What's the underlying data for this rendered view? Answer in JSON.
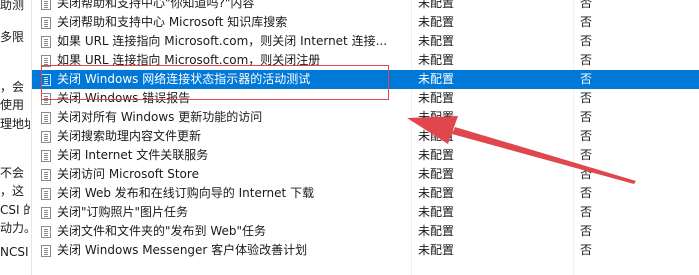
{
  "left_pane_fragments": [
    {
      "id": "frag-1",
      "text": "助测"
    },
    {
      "id": "frag-2",
      "text": "多限"
    },
    {
      "id": "frag-3",
      "text": "，会"
    },
    {
      "id": "frag-4",
      "text": "使用"
    },
    {
      "id": "frag-5",
      "text": "理地址"
    },
    {
      "id": "frag-6",
      "text": "不会"
    },
    {
      "id": "frag-7",
      "text": "，这"
    },
    {
      "id": "frag-8",
      "text": "CSI 的"
    },
    {
      "id": "frag-9",
      "text": "动力。"
    },
    {
      "id": "frag-10",
      "text": "NCSI"
    }
  ],
  "policy_list": {
    "rows": [
      {
        "name": "关闭帮助和支持中心\"你知道吗?\"内容",
        "state": "未配置",
        "comment": "否",
        "selected": false
      },
      {
        "name": "关闭帮助和支持中心 Microsoft 知识库搜索",
        "state": "未配置",
        "comment": "否",
        "selected": false
      },
      {
        "name": "如果 URL 连接指向 Microsoft.com，则关闭 Internet 连接...",
        "state": "未配置",
        "comment": "否",
        "selected": false
      },
      {
        "name": "如果 URL 连接指向 Microsoft.com，则关闭注册",
        "state": "未配置",
        "comment": "否",
        "selected": false
      },
      {
        "name": "关闭 Windows 网络连接状态指示器的活动测试",
        "state": "未配置",
        "comment": "否",
        "selected": true
      },
      {
        "name": "关闭 Windows 错误报告",
        "state": "未配置",
        "comment": "否",
        "selected": false
      },
      {
        "name": "关闭对所有 Windows 更新功能的访问",
        "state": "未配置",
        "comment": "否",
        "selected": false
      },
      {
        "name": "关闭搜索助理内容文件更新",
        "state": "未配置",
        "comment": "否",
        "selected": false
      },
      {
        "name": "关闭 Internet 文件关联服务",
        "state": "未配置",
        "comment": "否",
        "selected": false
      },
      {
        "name": "关闭访问 Microsoft Store",
        "state": "未配置",
        "comment": "否",
        "selected": false
      },
      {
        "name": "关闭 Web 发布和在线订购向导的 Internet 下载",
        "state": "未配置",
        "comment": "否",
        "selected": false
      },
      {
        "name": "关闭\"订购照片\"图片任务",
        "state": "未配置",
        "comment": "否",
        "selected": false
      },
      {
        "name": "关闭文件和文件夹的\"发布到 Web\"任务",
        "state": "未配置",
        "comment": "否",
        "selected": false
      },
      {
        "name": "关闭 Windows Messenger 客户体验改善计划",
        "state": "未配置",
        "comment": "否",
        "selected": false
      }
    ]
  },
  "colors": {
    "selection": "#0078d7",
    "annotation": "#e0474c"
  }
}
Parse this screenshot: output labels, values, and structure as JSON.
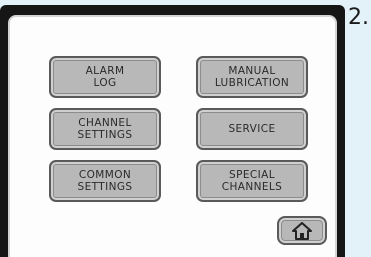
{
  "step_label": "2.",
  "menu": {
    "alarm_log": "ALARM\nLOG",
    "manual_lubrication": "MANUAL\nLUBRICATION",
    "channel_settings": "CHANNEL\nSETTINGS",
    "service": "SERVICE",
    "common_settings": "COMMON\nSETTINGS",
    "special_channels": "SPECIAL\nCHANNELS"
  },
  "icons": {
    "home": "home-icon"
  }
}
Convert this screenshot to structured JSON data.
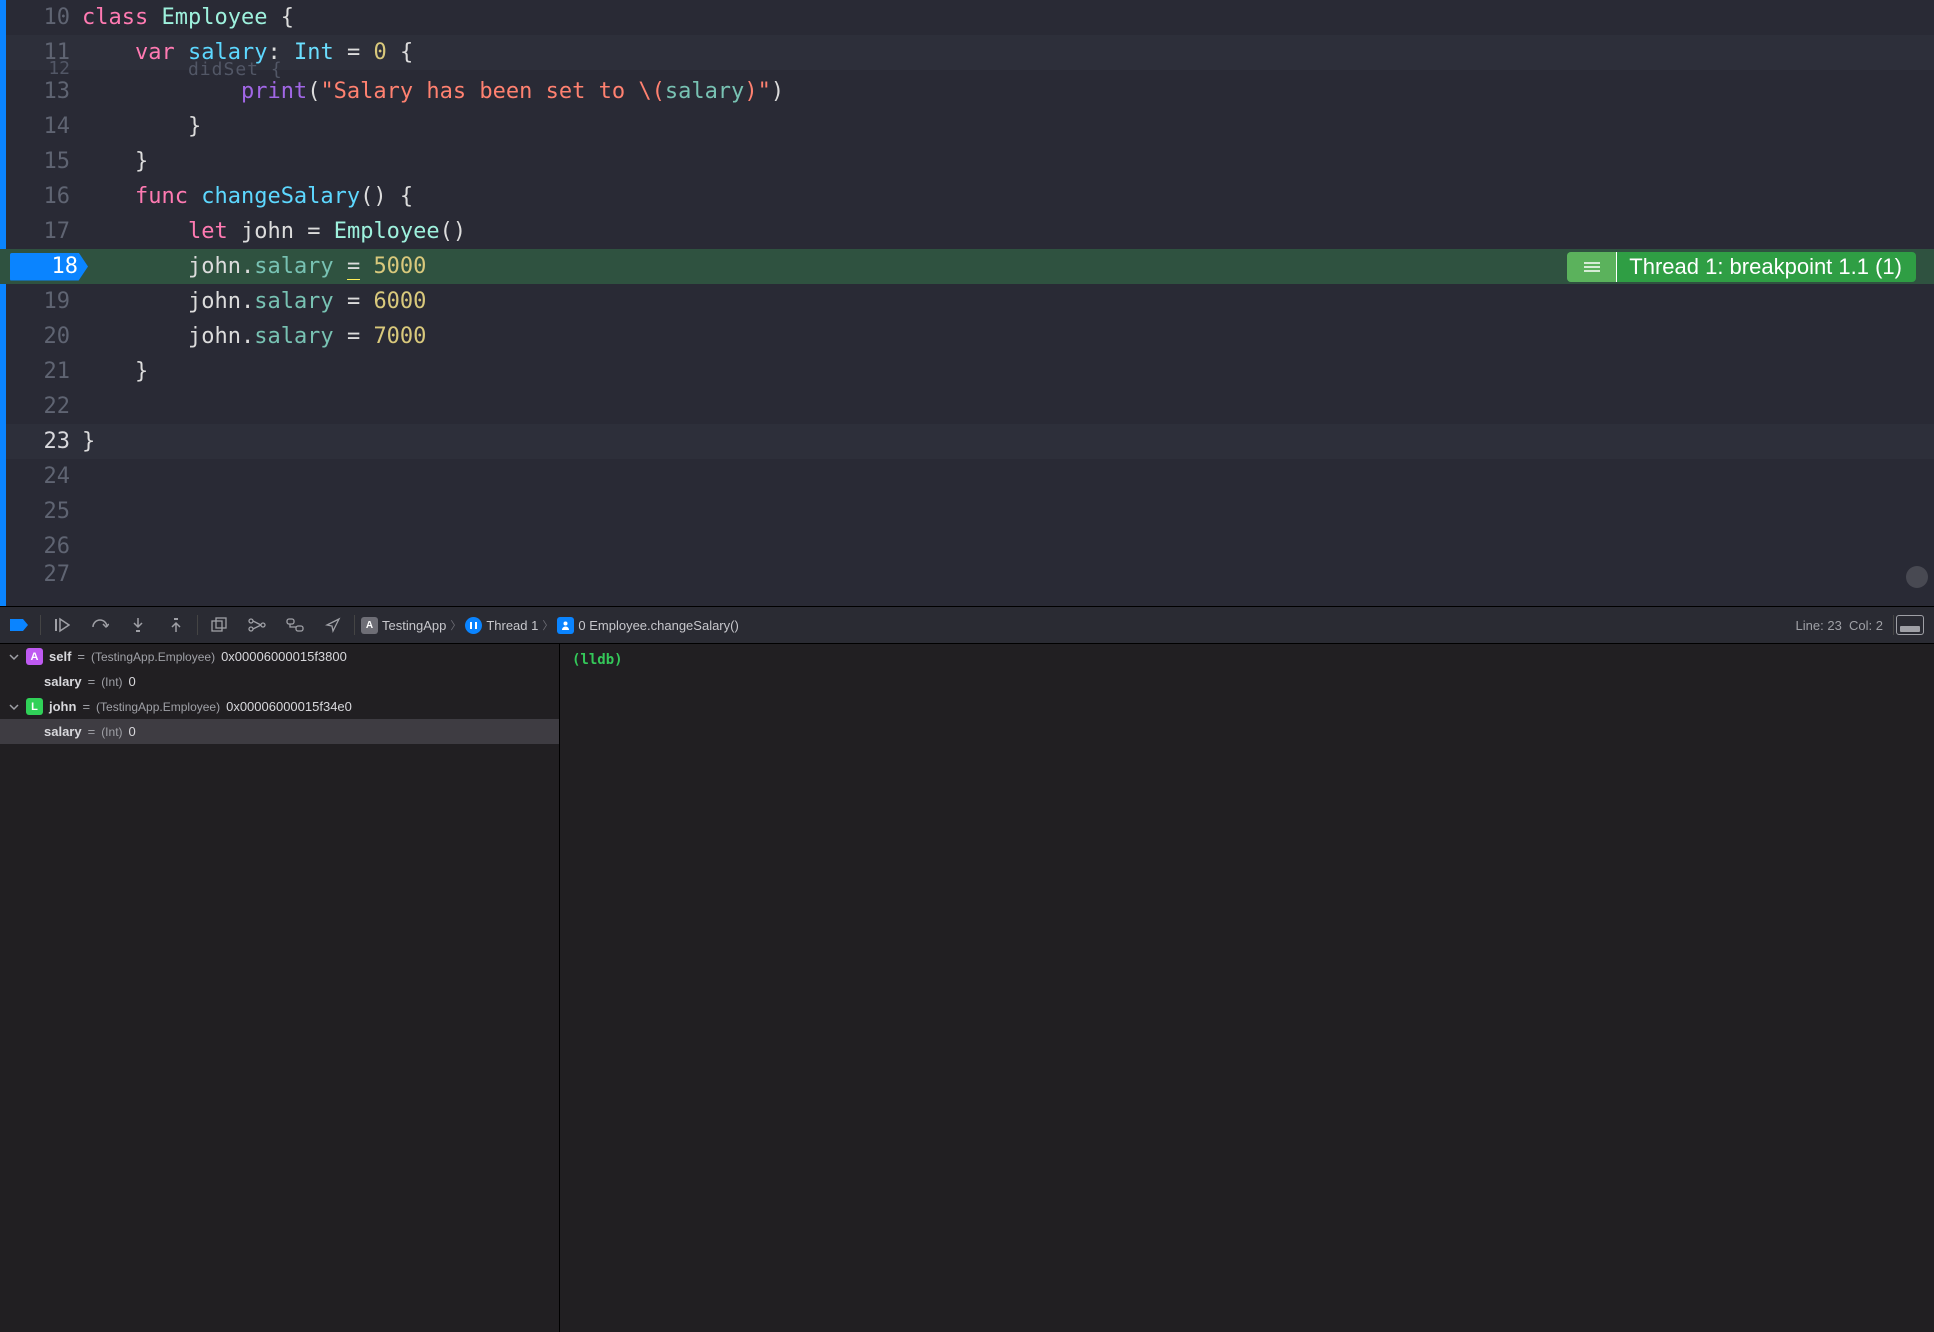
{
  "editor": {
    "lines": [
      {
        "n": 10
      },
      {
        "n": 11
      },
      {
        "n": 12
      },
      {
        "n": 13
      },
      {
        "n": 14
      },
      {
        "n": 15
      },
      {
        "n": 16
      },
      {
        "n": 17
      },
      {
        "n": 18
      },
      {
        "n": 19
      },
      {
        "n": 20
      },
      {
        "n": 21
      },
      {
        "n": 22
      },
      {
        "n": 23
      },
      {
        "n": 24
      },
      {
        "n": 25
      },
      {
        "n": 26
      },
      {
        "n": 27
      }
    ],
    "code": {
      "l10_class": "class",
      "l10_name": "Employee",
      "l10_brace": " {",
      "l11_var": "var",
      "l11_name": "salary",
      "l11_colon": ":",
      "l11_type": "Int",
      "l11_eq": "=",
      "l11_zero": "0",
      "l11_brace": "{",
      "l12_dim": "didSet {",
      "l13_print": "print",
      "l13_open": "(",
      "l13_str1": "\"Salary has been set to ",
      "l13_interp_open": "\\(",
      "l13_interp_var": "salary",
      "l13_interp_close": ")",
      "l13_str2": "\"",
      "l13_close": ")",
      "l14_brace": "}",
      "l15_brace": "}",
      "l16_func": "func",
      "l16_name": "changeSalary",
      "l16_paren": "()",
      "l16_brace": " {",
      "l17_let": "let",
      "l17_var": "john",
      "l17_eq": "=",
      "l17_type": "Employee",
      "l17_paren": "()",
      "l18_obj": "john",
      "l18_dot": ".",
      "l18_prop": "salary",
      "l18_eq": "=",
      "l18_val": "5000",
      "l19_obj": "john",
      "l19_dot": ".",
      "l19_prop": "salary",
      "l19_eq": "=",
      "l19_val": "6000",
      "l20_obj": "john",
      "l20_dot": ".",
      "l20_prop": "salary",
      "l20_eq": "=",
      "l20_val": "7000",
      "l21_brace": "}",
      "l23_brace": "}"
    },
    "breakpoint_line": "18",
    "annotation": "Thread 1: breakpoint 1.1 (1)"
  },
  "toolbar": {
    "crumbs": {
      "app": "TestingApp",
      "thread": "Thread 1",
      "frame": "0 Employee.changeSalary()"
    },
    "status_line": "Line: 23",
    "status_col": "Col: 2"
  },
  "vars": {
    "self_name": "self",
    "self_type": "(TestingApp.Employee)",
    "self_val": "0x00006000015f3800",
    "self_salary_name": "salary",
    "self_salary_type": "(Int)",
    "self_salary_val": "0",
    "john_name": "john",
    "john_type": "(TestingApp.Employee)",
    "john_val": "0x00006000015f34e0",
    "john_salary_name": "salary",
    "john_salary_type": "(Int)",
    "john_salary_val": "0"
  },
  "console": {
    "prompt": "(lldb)"
  }
}
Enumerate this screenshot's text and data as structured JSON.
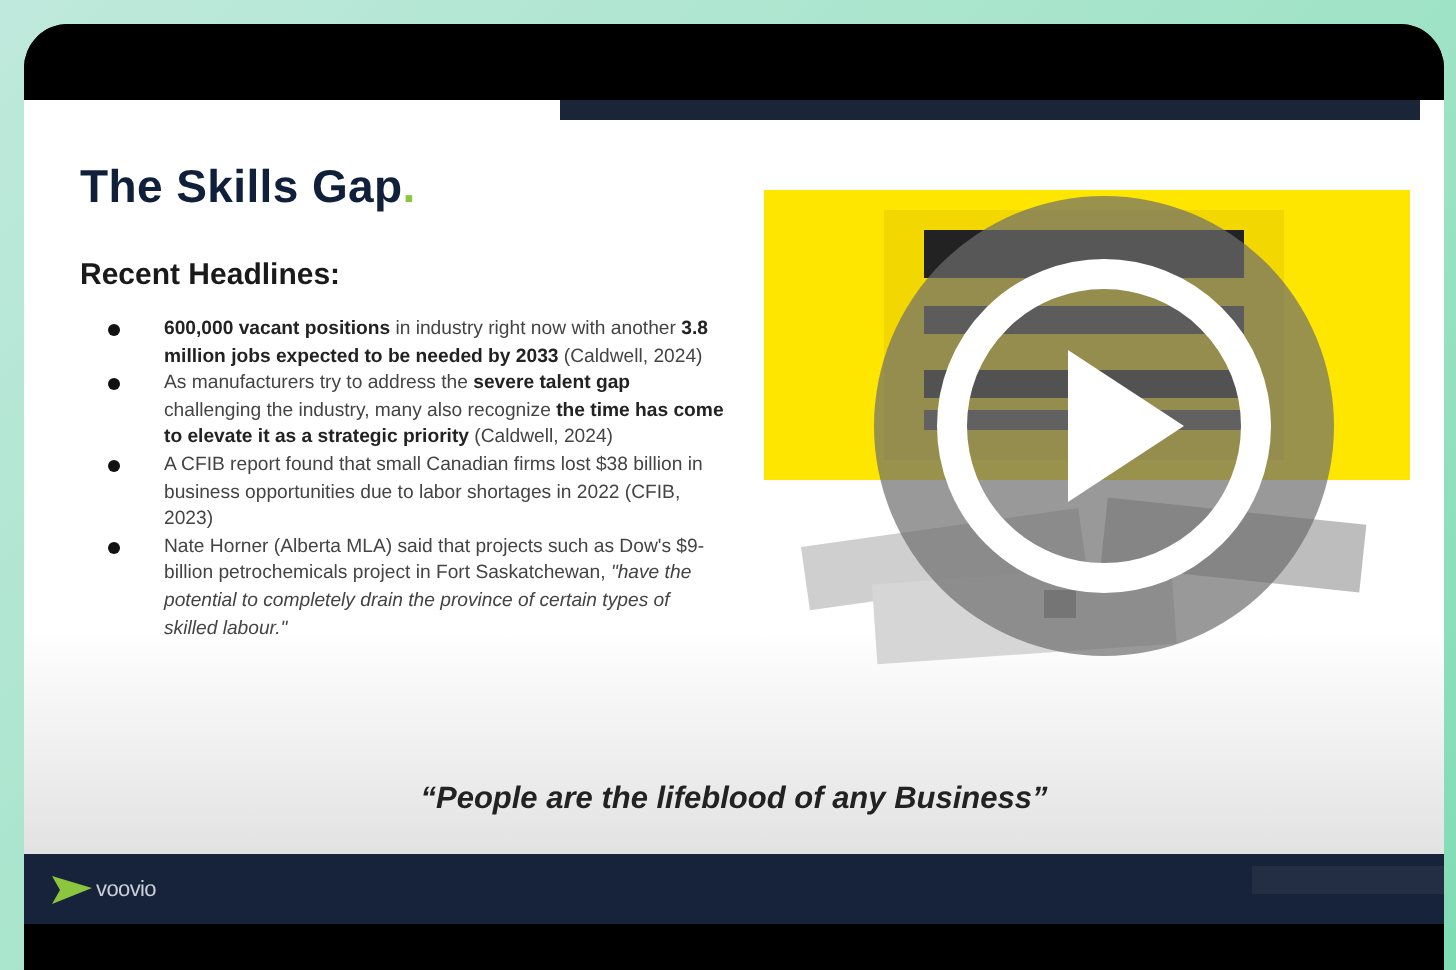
{
  "video": {
    "slide": {
      "title": "The Skills Gap",
      "title_mark": ".",
      "subtitle": "Recent Headlines:",
      "bullets": [
        "**600,000 vacant positions** in industry right now with another **3.8 million jobs expected to be needed by 2033** (Caldwell, 2024)",
        "As manufacturers try to address the **severe talent gap** challenging the industry, many also recognize **the time has come to elevate it as a strategic priority** (Caldwell, 2024)",
        "A CFIB report found that small Canadian firms lost $38 billion in business opportunities due to labor shortages in 2022 (CFIB, 2023)",
        "Nate Horner (Alberta MLA) said that projects such as Dow's $9-billion petrochemicals project in Fort Saskatchewan, *\"have the potential to completely drain the province of certain types of skilled labour.\"*"
      ],
      "quote": "“People are the lifeblood of any Business”",
      "footer_logo": "voovio"
    },
    "playing": false
  }
}
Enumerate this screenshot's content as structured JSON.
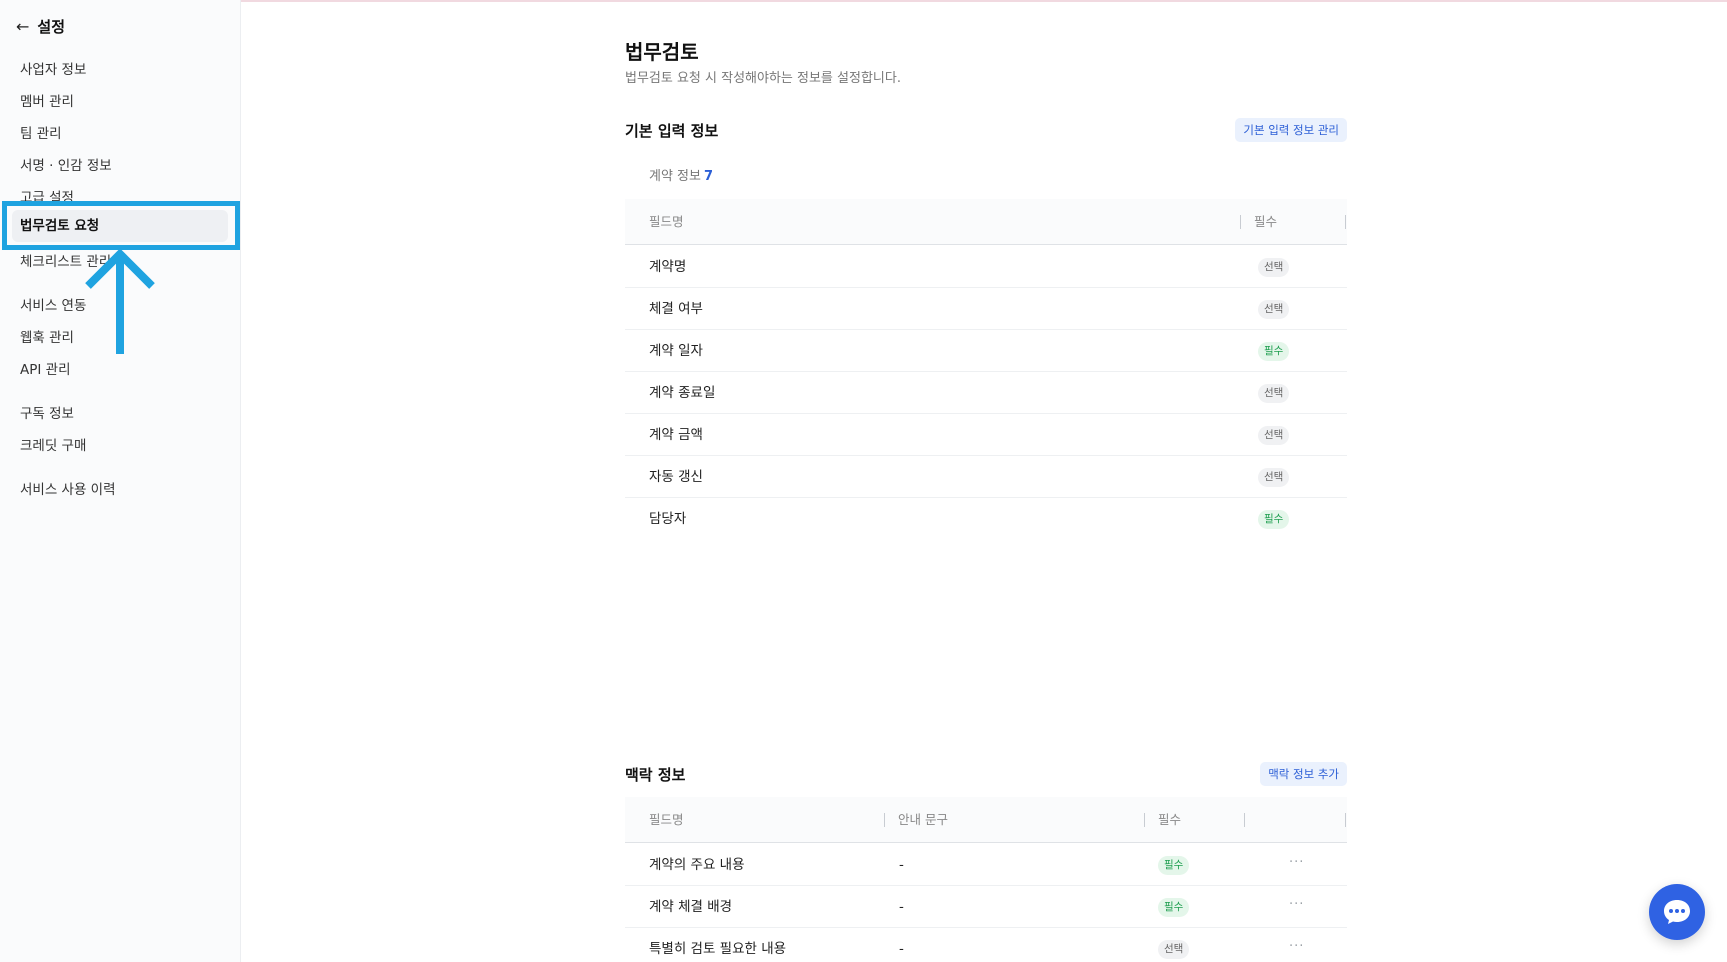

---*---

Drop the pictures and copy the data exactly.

The completed task:
What's the underlying data for this rendered view? Answer in JSON.
{
  "left_pane_fragments": [
    {
      "id": "frag-1",
      "text": "助测"
    },
    {
      "id": "frag-2",
      "text": "多限"
    },
    {
      "id": "frag-3",
      "text": "，会"
    },
    {
      "id": "frag-4",
      "text": "使用"
    },
    {
      "id": "frag-5",
      "text": "理地址"
    },
    {
      "id": "frag-6",
      "text": "不会"
    },
    {
      "id": "frag-7",
      "text": "，这"
    },
    {
      "id": "frag-8",
      "text": "CSI 的"
    },
    {
      "id": "frag-9",
      "text": "动力。"
    },
    {
      "id": "frag-10",
      "text": "NCSI"
    }
  ],
  "policy_list": {
    "rows": [
      {
        "name": "关闭帮助和支持中心\"你知道吗?\"内容",
        "state": "未配置",
        "comment": "否",
        "selected": false
      },
      {
        "name": "关闭帮助和支持中心 Microsoft 知识库搜索",
        "state": "未配置",
        "comment": "否",
        "selected": false
      },
      {
        "name": "如果 URL 连接指向 Microsoft.com，则关闭 Internet 连接...",
        "state": "未配置",
        "comment": "否",
        "selected": false
      },
      {
        "name": "如果 URL 连接指向 Microsoft.com，则关闭注册",
        "state": "未配置",
        "comment": "否",
        "selected": false
      },
      {
        "name": "关闭 Windows 网络连接状态指示器的活动测试",
        "state": "未配置",
        "comment": "否",
        "selected": true
      },
      {
        "name": "关闭 Windows 错误报告",
        "state": "未配置",
        "comment": "否",
        "selected": false
      },
      {
        "name": "关闭对所有 Windows 更新功能的访问",
        "state": "未配置",
        "comment": "否",
        "selected": false
      },
      {
        "name": "关闭搜索助理内容文件更新",
        "state": "未配置",
        "comment": "否",
        "selected": false
      },
      {
        "name": "关闭 Internet 文件关联服务",
        "state": "未配置",
        "comment": "否",
        "selected": false
      },
      {
        "name": "关闭访问 Microsoft Store",
        "state": "未配置",
        "comment": "否",
        "selected": false
      },
      {
        "name": "关闭 Web 发布和在线订购向导的 Internet 下载",
        "state": "未配置",
        "comment": "否",
        "selected": false
      },
      {
        "name": "关闭\"订购照片\"图片任务",
        "state": "未配置",
        "comment": "否",
        "selected": false
      },
      {
        "name": "关闭文件和文件夹的\"发布到 Web\"任务",
        "state": "未配置",
        "comment": "否",
        "selected": false
      },
      {
        "name": "关闭 Windows Messenger 客户体验改善计划",
        "state": "未配置",
        "comment": "否",
        "selected": false
      }
    ]
  },
  "colors": {
    "selection": "#0078d7",
    "annotation": "#e0474c"
  }
}
Parse this screenshot: output labels, values, and structure as JSON.
{
  "step_label": "2.",
  "menu": {
    "alarm_log": "ALARM\nLOG",
    "manual_lubrication": "MANUAL\nLUBRICATION",
    "channel_settings": "CHANNEL\nSETTINGS",
    "service": "SERVICE",
    "common_settings": "COMMON\nSETTINGS",
    "special_channels": "SPECIAL\nCHANNELS"
  },
  "icons": {
    "home": "home-icon"
  }
}
Convert this screenshot to structured JSON data.
{
  "editor": {
    "lines": [
      {
        "n": 10
      },
      {
        "n": 11
      },
      {
        "n": 12
      },
      {
        "n": 13
      },
      {
        "n": 14
      },
      {
        "n": 15
      },
      {
        "n": 16
      },
      {
        "n": 17
      },
      {
        "n": 18
      },
      {
        "n": 19
      },
      {
        "n": 20
      },
      {
        "n": 21
      },
      {
        "n": 22
      },
      {
        "n": 23
      },
      {
        "n": 24
      },
      {
        "n": 25
      },
      {
        "n": 26
      },
      {
        "n": 27
      }
    ],
    "code": {
      "l10_class": "class",
      "l10_name": "Employee",
      "l10_brace": " {",
      "l11_var": "var",
      "l11_name": "salary",
      "l11_colon": ":",
      "l11_type": "Int",
      "l11_eq": "=",
      "l11_zero": "0",
      "l11_brace": "{",
      "l12_dim": "didSet {",
      "l13_print": "print",
      "l13_open": "(",
      "l13_str1": "\"Salary has been set to ",
      "l13_interp_open": "\\(",
      "l13_interp_var": "salary",
      "l13_interp_close": ")",
      "l13_str2": "\"",
      "l13_close": ")",
      "l14_brace": "}",
      "l15_brace": "}",
      "l16_func": "func",
      "l16_name": "changeSalary",
      "l16_paren": "()",
      "l16_brace": " {",
      "l17_let": "let",
      "l17_var": "john",
      "l17_eq": "=",
      "l17_type": "Employee",
      "l17_paren": "()",
      "l18_obj": "john",
      "l18_dot": ".",
      "l18_prop": "salary",
      "l18_eq": "=",
      "l18_val": "5000",
      "l19_obj": "john",
      "l19_dot": ".",
      "l19_prop": "salary",
      "l19_eq": "=",
      "l19_val": "6000",
      "l20_obj": "john",
      "l20_dot": ".",
      "l20_prop": "salary",
      "l20_eq": "=",
      "l20_val": "7000",
      "l21_brace": "}",
      "l23_brace": "}"
    },
    "breakpoint_line": "18",
    "annotation": "Thread 1: breakpoint 1.1 (1)"
  },
  "toolbar": {
    "crumbs": {
      "app": "TestingApp",
      "thread": "Thread 1",
      "frame": "0 Employee.changeSalary()"
    },
    "status_line": "Line: 23",
    "status_col": "Col: 2"
  },
  "vars": {
    "self_name": "self",
    "self_type": "(TestingApp.Employee)",
    "self_val": "0x00006000015f3800",
    "self_salary_name": "salary",
    "self_salary_type": "(Int)",
    "self_salary_val": "0",
    "john_name": "john",
    "john_type": "(TestingApp.Employee)",
    "john_val": "0x00006000015f34e0",
    "john_salary_name": "salary",
    "john_salary_type": "(Int)",
    "john_salary_val": "0"
  },
  "console": {
    "prompt": "(lldb)"
  }
}
Enumerate this screenshot's text and data as structured JSON.
{
  "video": {
    "slide": {
      "title": "The Skills Gap",
      "title_mark": ".",
      "subtitle": "Recent Headlines:",
      "bullets": [
        "**600,000 vacant positions** in industry right now with another **3.8 million jobs expected to be needed by 2033** (Caldwell, 2024)",
        "As manufacturers try to address the **severe talent gap** challenging the industry, many also recognize **the time has come to elevate it as a strategic priority** (Caldwell, 2024)",
        "A CFIB report found that small Canadian firms lost $38 billion in business opportunities due to labor shortages in 2022 (CFIB, 2023)",
        "Nate Horner (Alberta MLA) said that projects such as Dow's $9-billion petrochemicals project in Fort Saskatchewan, *\"have the potential to completely drain the province of certain types of skilled labour.\"*"
      ],
      "quote": "“People are the lifeblood of any Business”",
      "footer_logo": "voovio"
    },
    "playing": false
  }
}
Enumerate this screenshot's content as structured JSON.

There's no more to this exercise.